Batting: 17 6/8" x 20 2/8"
1) If you want to applique anything to the outer, do it now.
2) With right sides facing, sew each pocket to its lining along the top of the pocket. Turn and press.
3) Zig-zag down each side of each pocket, sewing the lining and the pretty fabric together.
4) Zig-zag around the outer and the inner.
5) Place the three pockets on top of each other, right sides out and bottom edges aligning.
6) Measure in 7/8" from the left-hand edge of the pockets, and rule a vertical line with chalk. Continue to mark chalk lines at one inch intervals down the right side of all three pockets. There will be 7/8" margin at the right-hand side too.
7) Skipping the first chalk line, mentally assign each line a letter, A to O, from left to right. There will also be one chalk line at the end that remains un-lettered. Ignore these first and last chalklines. They will be sewn down when you sew the inner to the outer.
8) Take Pocket 1 and place it against the inner (pocket lining against right side of inner), with bottom edges aligning. Sew down columns A, C, E, and G from the top edge of the pocket to the bottom. Sew back and forth at each end to secure the stitches.
9) Take Pocket 2 and place it over Pocket 1, lining against right side. Sew down columns I, K, L, M and O, from the top of Pocket 1 to the bottom edge (where everything's aligned, remember) securing at each end. Here's what it looks like once the columns on pocket 1 are sewn, and you're up to pocket 2.
10) Take Pocket 3, place it over Pocket 2. Sew down columns B, D, F, H, J and N from the top of Pocket 1 to the bottom edge, securing stitching at each end.
11) Pin together the inner with pockets and the outer, right sides facing. Pin batting to wrong side of outer.
12) Press top edge of inner and top edge of out/ batting down half an inch, wrong side against wrong side (in this picture, the batting would be up against the wrong side of the green fabric. i ran out of batting, so cheated a little with this roll).
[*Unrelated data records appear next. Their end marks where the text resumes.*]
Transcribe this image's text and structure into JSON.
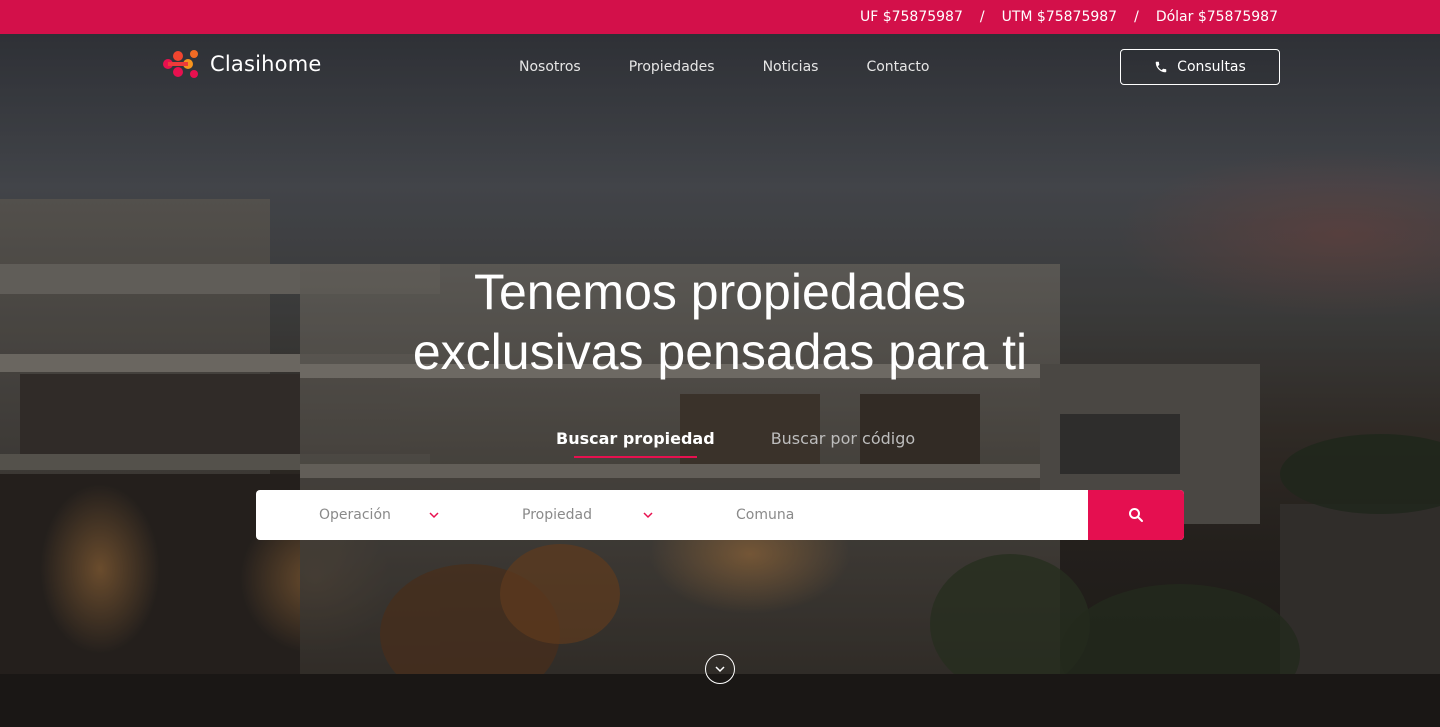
{
  "rates": {
    "uf": "UF $75875987",
    "utm": "UTM $75875987",
    "dolar": "Dólar $75875987",
    "separator": "/"
  },
  "brand": {
    "name": "Clasihome",
    "accent": "#e50f50",
    "topbar_color": "#d3104a"
  },
  "nav": {
    "items": [
      {
        "label": "Nosotros"
      },
      {
        "label": "Propiedades"
      },
      {
        "label": "Noticias"
      },
      {
        "label": "Contacto"
      }
    ],
    "cta_label": "Consultas",
    "cta_icon": "phone-icon"
  },
  "hero": {
    "line1": "Tenemos propiedades",
    "line2": "exclusivas pensadas para ti"
  },
  "search": {
    "tabs": [
      {
        "label": "Buscar propiedad",
        "active": true
      },
      {
        "label": "Buscar por código",
        "active": false
      }
    ],
    "operation_placeholder": "Operación",
    "property_placeholder": "Propiedad",
    "comuna_placeholder": "Comuna",
    "button_icon": "search-icon"
  },
  "scroll_icon": "chevron-down-circle-icon"
}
13) Sew around the sides and bottom.
14) Turn and press. There should be no raw edge along the top, it's already been pressed down.
15) Top stitch around all four edges 3/8" from the edge. This look pretty and will sew down the open top flap.
16) Fold the top 2" of the needle roll down towards the pockets to make the inside flap. Topstitch 3/8" from the fold to secure the flap (that's the stitching on the left-hand side in this illustration).
17) Fold the ribbon in half, and stitch it down along the topstitching line of one side of the needle roll. Seal the cut ends with a lighter or clear nail polish.
Ta-da! you have needle roll!
edit: I've had to disable comments because this post was being spammed to death. It's a pity, as I loved seeing other people's knitting needle rolls. Sorry.